If you’re thinking why are we talking about Africa when analyzing the benefits of an amazing novel disruptive technology, then shame on you! Please note that Africa is also ‘popping’ or ‘getting with the program’ or…you get the gist.  As Phil Muncaster, a freelance journalist aptly put it “if Africa is historically slow at adopting cutting-edge technology, 3D printing is the outlier”.

The first 3D printer to be created entirely from recycled materials was built in Togo by an inventor called Kodjo Afate Gnikou. His invention which was discovered in 2013, has been improved and so far, has created about 150 objects. This includes a knee prosthesis built to fit individual patients, a problem he noted wasn’t addressed by the imported and more expensive versions.

Another interesting fact to note is that the world’s biggest 3D printer is currently situated in South Africa. The printer, which uses titanium powder to build its custom-made products was designed and built as part of a collaboration between Aerosud Innovation Center and the Council for Scientific and Industrial Research’s (CSIR) National Laser centre in Pretoria, South Africa.

African countries are beginning to realize the disruptive powers of 3D printing and its ability to accelerate economic growth on the continent.

Africa’s adoption lag is shrinking fast

Given its power to accelerate the growth of the manufacturing, health and agriculture sector, 3D printing could have a greater impact in African countries overwhelmed with supply chain issues and trade deficits. Some African countries import most of their basic goods, whose prices are often too expensive for citizens to afford.

Thankfully, the continent’s adoption lag is shrinking, as it now takes no more than three to four years for Africa to catch up with modern technology adopted by the world’s developed nations. Just think of fintech, telecoms, edtech or even the latest smartphones created by the world’s top two producers- Apple and Samsung.

If Africa embraces this technology, it could ensure a level playing field that leapfrogs the continent’s manufacturing sector, enabling a healthy competition with developed nations. Yep, Africa finally has the chance to be drafted in the major leagues (all right, no more sports references).

The gist of it is that 3D printing will help businesses on the continent reduce their reliance on imported materials. The technology enables entrepreneurs to create their products in-house, a process that will be faster, cheaper and more efficient.
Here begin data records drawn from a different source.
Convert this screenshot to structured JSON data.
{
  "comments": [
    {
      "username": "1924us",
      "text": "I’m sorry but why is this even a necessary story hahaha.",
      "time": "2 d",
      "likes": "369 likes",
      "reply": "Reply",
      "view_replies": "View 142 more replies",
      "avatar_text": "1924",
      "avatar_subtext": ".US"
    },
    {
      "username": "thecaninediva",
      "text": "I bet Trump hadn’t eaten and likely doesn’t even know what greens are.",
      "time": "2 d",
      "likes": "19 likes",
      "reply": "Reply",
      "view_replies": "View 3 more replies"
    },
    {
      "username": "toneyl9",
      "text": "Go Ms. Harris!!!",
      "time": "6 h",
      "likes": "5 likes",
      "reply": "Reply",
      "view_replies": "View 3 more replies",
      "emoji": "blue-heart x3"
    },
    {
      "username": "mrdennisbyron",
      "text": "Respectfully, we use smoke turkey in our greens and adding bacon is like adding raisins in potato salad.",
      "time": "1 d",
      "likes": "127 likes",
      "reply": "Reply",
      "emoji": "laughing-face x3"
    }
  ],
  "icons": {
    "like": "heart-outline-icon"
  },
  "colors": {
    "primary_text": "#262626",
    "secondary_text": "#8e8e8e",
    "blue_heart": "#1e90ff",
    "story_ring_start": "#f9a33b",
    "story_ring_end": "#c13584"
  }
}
Plus, rather than being forced to inject fresh capital, manufacturers can improve or create new products by simply tweaking product specifications with a 3D printing software.

How can we speed up the adoption process?

There are quite a few achievements, but there is still a lot of work to be done. Private institutions and non-profits can support and fund 3D printing initiatives by encouraging its infusion into the school curriculum or mentoring startups working with the technology.

Finally, it is imperative for African governments to develop and implement policies that will encourage the adoption of technology.